Citation: Gad P, Gerasimenko Y, Zdunowski S, Turner A, Sayenko D, Lu DC and Edgerton VR (2017) Weight Bearing Over-ground Stepping in an Exoskeleton with Non-invasive Spinal Cord Neuromodulation after Motor Complete Paraplegia. Front. Neurosci. 11:333. doi: 10.3389/fnins.2017.00333
Received: 20 March 2017; Accepted: 29 May 2017;
Published: 08 June 2017.
Edited by:Mikhail Lebedev, Duke University, United States
Reviewed by:Wiktor Sieklicki, Gdańsk University of Technology, Poland
Giuseppe Carbone, University of Cassino, Italy
Yury Ivanenko, Fondazione Santa Lucia (IRCCS), Italy
Copyright © 2017 Gad, Gerasimenko, Zdunowski, Turner, Sayenko, Lu and Edgerton. This is an open-access article distributed under the terms of the Creative Commons Attribution License (CC BY). The use, distribution or reproduction in other forums is permitted, provided the original author(s) or licensor are credited and that the original publication in this journal is cited, in accordance with accepted academic practice.
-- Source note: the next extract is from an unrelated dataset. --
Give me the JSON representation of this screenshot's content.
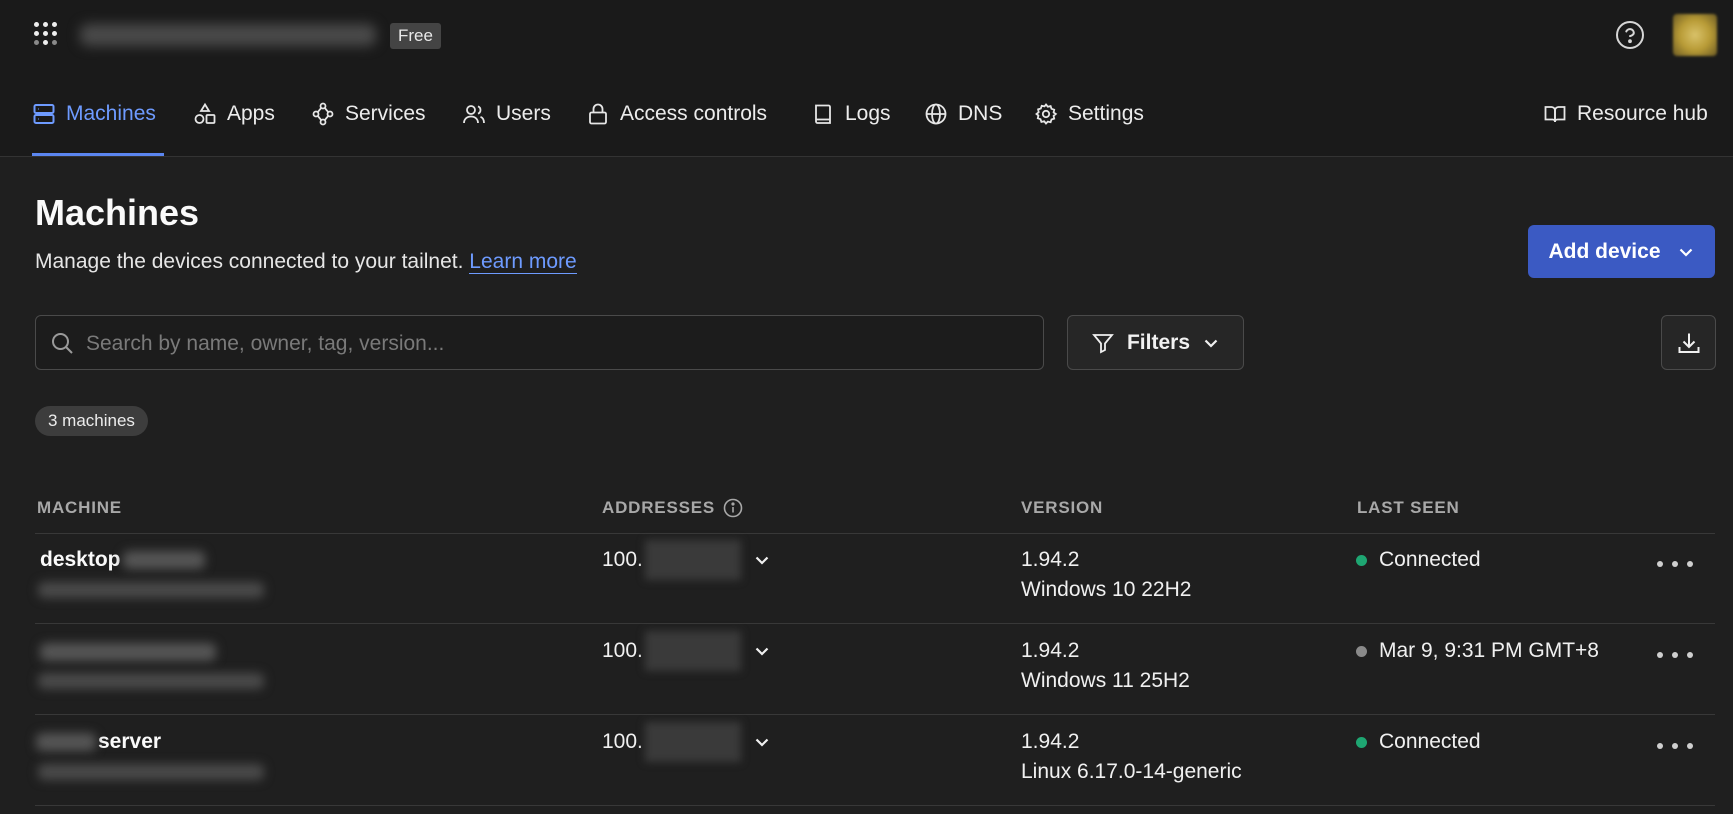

No use, distribution or reproduction is permitted which does not comply with these terms.
*Correspondence: V. Reggie Edgerton, email@example.com